**Exercise directions**
Determine how many lines in the entries below contain "spinner", and output that number alone.

Data records for software interfaces:
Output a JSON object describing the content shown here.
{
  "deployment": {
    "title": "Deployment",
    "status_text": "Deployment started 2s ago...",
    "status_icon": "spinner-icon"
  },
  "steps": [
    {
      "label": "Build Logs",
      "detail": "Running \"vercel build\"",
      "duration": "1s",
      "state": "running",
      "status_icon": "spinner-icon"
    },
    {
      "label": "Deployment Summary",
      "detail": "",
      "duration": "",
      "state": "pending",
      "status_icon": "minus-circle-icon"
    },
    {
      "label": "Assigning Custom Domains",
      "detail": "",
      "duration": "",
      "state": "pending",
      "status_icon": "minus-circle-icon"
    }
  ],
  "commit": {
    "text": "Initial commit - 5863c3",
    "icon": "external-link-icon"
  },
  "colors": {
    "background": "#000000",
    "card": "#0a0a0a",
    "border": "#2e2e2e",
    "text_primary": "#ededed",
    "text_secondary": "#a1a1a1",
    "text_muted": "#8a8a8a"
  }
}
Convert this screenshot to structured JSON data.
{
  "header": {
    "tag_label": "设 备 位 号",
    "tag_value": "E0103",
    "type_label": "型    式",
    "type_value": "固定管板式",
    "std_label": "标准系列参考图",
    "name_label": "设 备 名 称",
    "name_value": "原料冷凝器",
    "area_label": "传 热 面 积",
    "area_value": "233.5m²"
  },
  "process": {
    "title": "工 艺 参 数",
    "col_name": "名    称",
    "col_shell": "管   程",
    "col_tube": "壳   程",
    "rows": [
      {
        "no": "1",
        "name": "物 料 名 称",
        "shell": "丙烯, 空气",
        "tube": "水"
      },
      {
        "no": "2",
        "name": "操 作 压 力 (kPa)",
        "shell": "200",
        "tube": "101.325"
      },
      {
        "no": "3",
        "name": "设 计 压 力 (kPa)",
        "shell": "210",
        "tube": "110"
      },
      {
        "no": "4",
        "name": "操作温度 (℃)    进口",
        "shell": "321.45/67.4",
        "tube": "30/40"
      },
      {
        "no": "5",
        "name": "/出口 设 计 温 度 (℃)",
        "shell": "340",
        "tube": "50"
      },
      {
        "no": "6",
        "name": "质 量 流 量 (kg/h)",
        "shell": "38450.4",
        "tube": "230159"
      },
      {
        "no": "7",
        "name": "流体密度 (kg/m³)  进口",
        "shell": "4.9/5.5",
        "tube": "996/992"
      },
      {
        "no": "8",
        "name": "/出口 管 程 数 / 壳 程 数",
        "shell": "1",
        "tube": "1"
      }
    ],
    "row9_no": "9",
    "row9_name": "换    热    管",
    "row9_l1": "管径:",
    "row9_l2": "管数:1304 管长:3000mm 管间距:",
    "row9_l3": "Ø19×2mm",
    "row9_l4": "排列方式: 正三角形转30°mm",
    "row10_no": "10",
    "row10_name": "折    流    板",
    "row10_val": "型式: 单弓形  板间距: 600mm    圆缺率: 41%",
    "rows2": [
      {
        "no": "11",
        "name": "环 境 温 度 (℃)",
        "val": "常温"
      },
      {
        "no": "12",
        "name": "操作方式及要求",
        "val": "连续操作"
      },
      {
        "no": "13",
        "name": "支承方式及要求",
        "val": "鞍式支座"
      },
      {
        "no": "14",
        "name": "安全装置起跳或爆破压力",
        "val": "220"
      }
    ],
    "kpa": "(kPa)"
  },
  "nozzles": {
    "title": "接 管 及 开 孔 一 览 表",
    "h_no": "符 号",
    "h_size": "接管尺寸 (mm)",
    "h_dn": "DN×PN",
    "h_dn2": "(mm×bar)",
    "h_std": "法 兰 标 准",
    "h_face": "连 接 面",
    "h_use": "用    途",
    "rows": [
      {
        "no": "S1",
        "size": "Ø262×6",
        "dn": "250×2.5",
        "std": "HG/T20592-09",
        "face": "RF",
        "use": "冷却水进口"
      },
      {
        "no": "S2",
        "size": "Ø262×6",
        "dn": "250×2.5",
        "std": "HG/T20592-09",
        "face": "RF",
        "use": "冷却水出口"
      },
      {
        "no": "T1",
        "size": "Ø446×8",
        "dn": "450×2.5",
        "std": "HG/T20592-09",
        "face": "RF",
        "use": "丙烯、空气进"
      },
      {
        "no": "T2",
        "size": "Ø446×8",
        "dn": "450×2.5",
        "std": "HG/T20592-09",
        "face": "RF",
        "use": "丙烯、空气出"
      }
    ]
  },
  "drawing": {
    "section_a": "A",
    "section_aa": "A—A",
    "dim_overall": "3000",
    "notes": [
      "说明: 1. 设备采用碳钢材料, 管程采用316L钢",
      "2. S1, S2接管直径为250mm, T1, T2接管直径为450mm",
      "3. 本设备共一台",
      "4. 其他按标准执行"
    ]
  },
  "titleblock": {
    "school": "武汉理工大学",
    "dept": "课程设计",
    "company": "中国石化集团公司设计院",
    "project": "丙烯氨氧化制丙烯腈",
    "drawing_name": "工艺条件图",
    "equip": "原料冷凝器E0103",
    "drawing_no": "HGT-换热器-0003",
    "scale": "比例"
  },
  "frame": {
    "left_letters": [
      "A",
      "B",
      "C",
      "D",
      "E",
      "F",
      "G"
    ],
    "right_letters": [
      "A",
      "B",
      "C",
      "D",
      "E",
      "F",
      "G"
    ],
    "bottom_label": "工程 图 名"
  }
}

**Result of the task**
2